[Exercise goal] Repeat all of the data below word for word, keeping no images.

Records drawn from a dataset

----------------

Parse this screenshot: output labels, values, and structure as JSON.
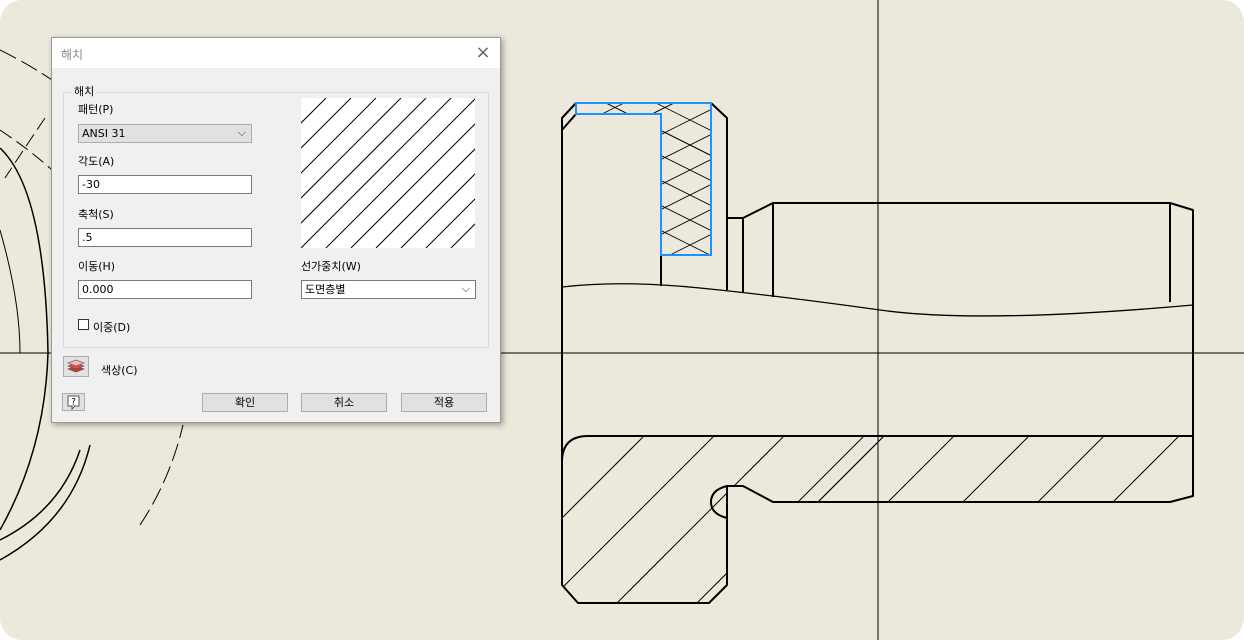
{
  "dialog": {
    "title": "해치",
    "group_label": "해치",
    "pattern_label": "패턴(P)",
    "pattern_value": "ANSI 31",
    "angle_label": "각도(A)",
    "angle_value": "-30",
    "scale_label": "축척(S)",
    "scale_value": ".5",
    "offset_label": "이동(H)",
    "offset_value": "0.000",
    "lineweight_label": "선가중치(W)",
    "lineweight_value": "도면층별",
    "double_label": "이중(D)",
    "double_checked": false,
    "color_label": "색상(C)",
    "buttons": {
      "ok": "확인",
      "cancel": "취소",
      "apply": "적용"
    }
  },
  "colors": {
    "canvas_bg": "#ece9dc",
    "selection": "#1e90ff",
    "drawing_line": "#000000"
  }
}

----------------

[Written response]
Parse this screenshot: output labels, values, and structure as JSON.
{
  "dialog": {
    "title": "해치",
    "group_label": "해치",
    "pattern_label": "패턴(P)",
    "pattern_value": "ANSI 31",
    "angle_label": "각도(A)",
    "angle_value": "-30",
    "scale_label": "축척(S)",
    "scale_value": ".5",
    "offset_label": "이동(H)",
    "offset_value": "0.000",
    "lineweight_label": "선가중치(W)",
    "lineweight_value": "도면층별",
    "double_label": "이중(D)",
    "double_checked": false,
    "color_label": "색상(C)",
    "buttons": {
      "ok": "확인",
      "cancel": "취소",
      "apply": "적용"
    }
  },
  "colors": {
    "canvas_bg": "#ece9dc",
    "selection": "#1e90ff",
    "drawing_line": "#000000"
  }
}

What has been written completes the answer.